Exercise requirements
Reproduce all the records word for word. Omit images.

Extracted records
== Segment start ==
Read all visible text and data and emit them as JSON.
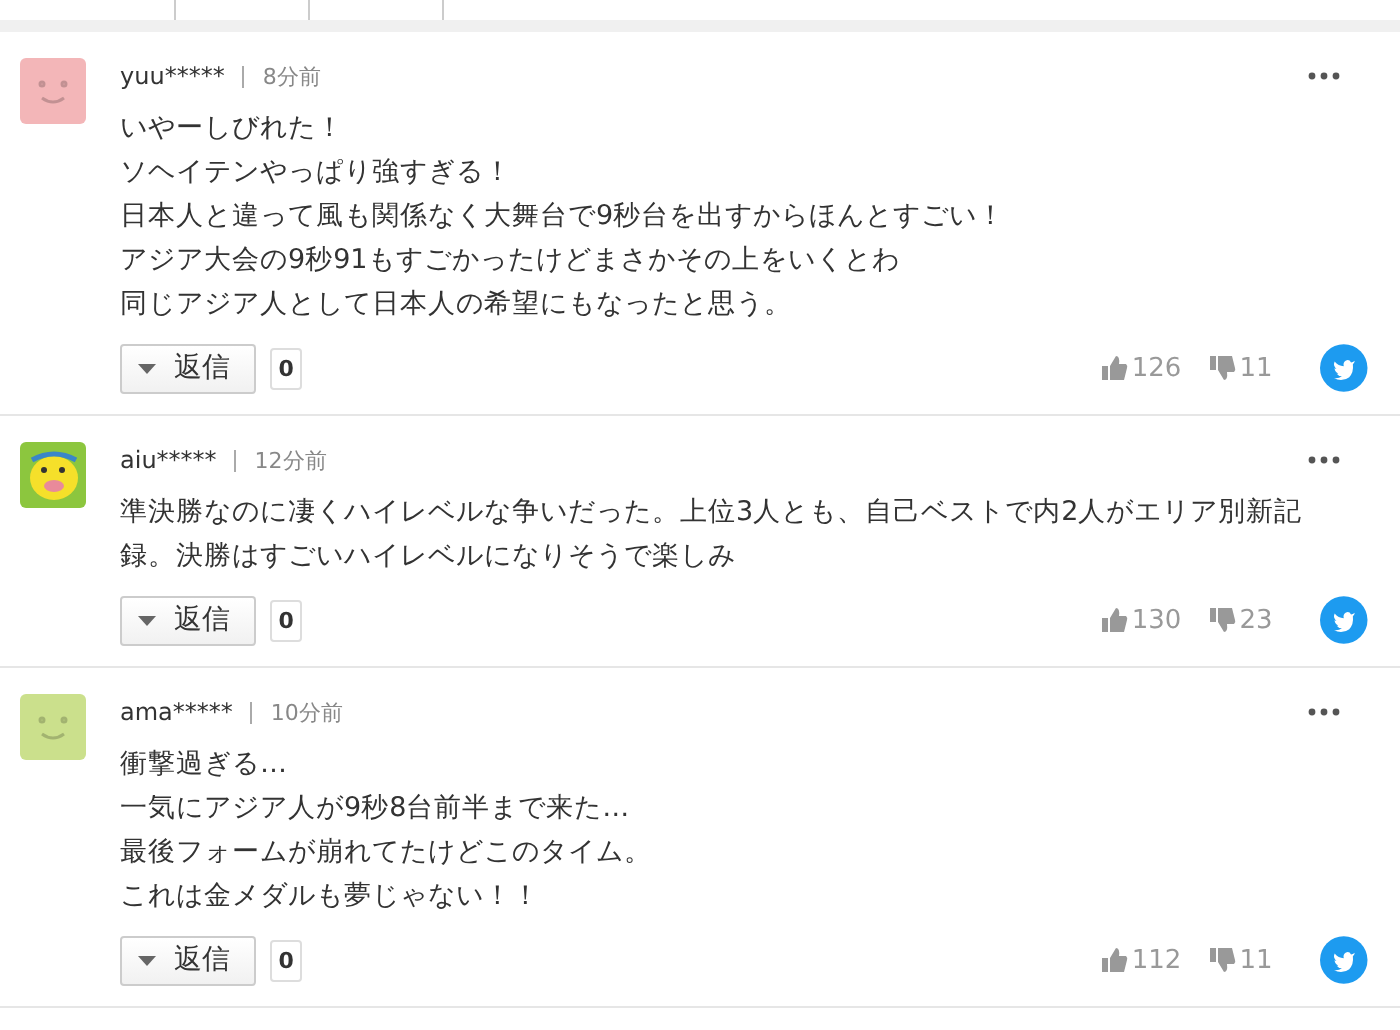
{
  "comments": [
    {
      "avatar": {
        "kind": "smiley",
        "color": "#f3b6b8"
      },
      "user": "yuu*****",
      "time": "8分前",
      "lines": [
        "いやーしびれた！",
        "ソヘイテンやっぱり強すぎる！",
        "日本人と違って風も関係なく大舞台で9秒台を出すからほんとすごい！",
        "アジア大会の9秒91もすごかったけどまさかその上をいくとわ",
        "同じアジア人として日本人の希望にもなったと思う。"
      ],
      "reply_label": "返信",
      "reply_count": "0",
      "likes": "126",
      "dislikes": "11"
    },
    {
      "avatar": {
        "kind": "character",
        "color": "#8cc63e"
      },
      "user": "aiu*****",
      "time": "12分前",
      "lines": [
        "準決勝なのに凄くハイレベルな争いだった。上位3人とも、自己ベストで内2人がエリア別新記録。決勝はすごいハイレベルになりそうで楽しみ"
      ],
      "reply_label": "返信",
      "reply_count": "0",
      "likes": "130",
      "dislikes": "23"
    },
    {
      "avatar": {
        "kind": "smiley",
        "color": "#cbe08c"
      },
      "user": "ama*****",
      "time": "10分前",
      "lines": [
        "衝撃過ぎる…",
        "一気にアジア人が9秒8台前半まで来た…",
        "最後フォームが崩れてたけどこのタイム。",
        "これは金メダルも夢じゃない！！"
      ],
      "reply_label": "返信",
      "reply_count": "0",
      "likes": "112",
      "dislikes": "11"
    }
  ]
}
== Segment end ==
Response to this task
Read all visible text and data and emit them as JSON.
{
  "comments": [
    {
      "avatar": {
        "kind": "smiley",
        "color": "#f3b6b8"
      },
      "user": "yuu*****",
      "time": "8分前",
      "lines": [
        "いやーしびれた！",
        "ソヘイテンやっぱり強すぎる！",
        "日本人と違って風も関係なく大舞台で9秒台を出すからほんとすごい！",
        "アジア大会の9秒91もすごかったけどまさかその上をいくとわ",
        "同じアジア人として日本人の希望にもなったと思う。"
      ],
      "reply_label": "返信",
      "reply_count": "0",
      "likes": "126",
      "dislikes": "11"
    },
    {
      "avatar": {
        "kind": "character",
        "color": "#8cc63e"
      },
      "user": "aiu*****",
      "time": "12分前",
      "lines": [
        "準決勝なのに凄くハイレベルな争いだった。上位3人とも、自己ベストで内2人がエリア別新記録。決勝はすごいハイレベルになりそうで楽しみ"
      ],
      "reply_label": "返信",
      "reply_count": "0",
      "likes": "130",
      "dislikes": "23"
    },
    {
      "avatar": {
        "kind": "smiley",
        "color": "#cbe08c"
      },
      "user": "ama*****",
      "time": "10分前",
      "lines": [
        "衝撃過ぎる…",
        "一気にアジア人が9秒8台前半まで来た…",
        "最後フォームが崩れてたけどこのタイム。",
        "これは金メダルも夢じゃない！！"
      ],
      "reply_label": "返信",
      "reply_count": "0",
      "likes": "112",
      "dislikes": "11"
    }
  ]
}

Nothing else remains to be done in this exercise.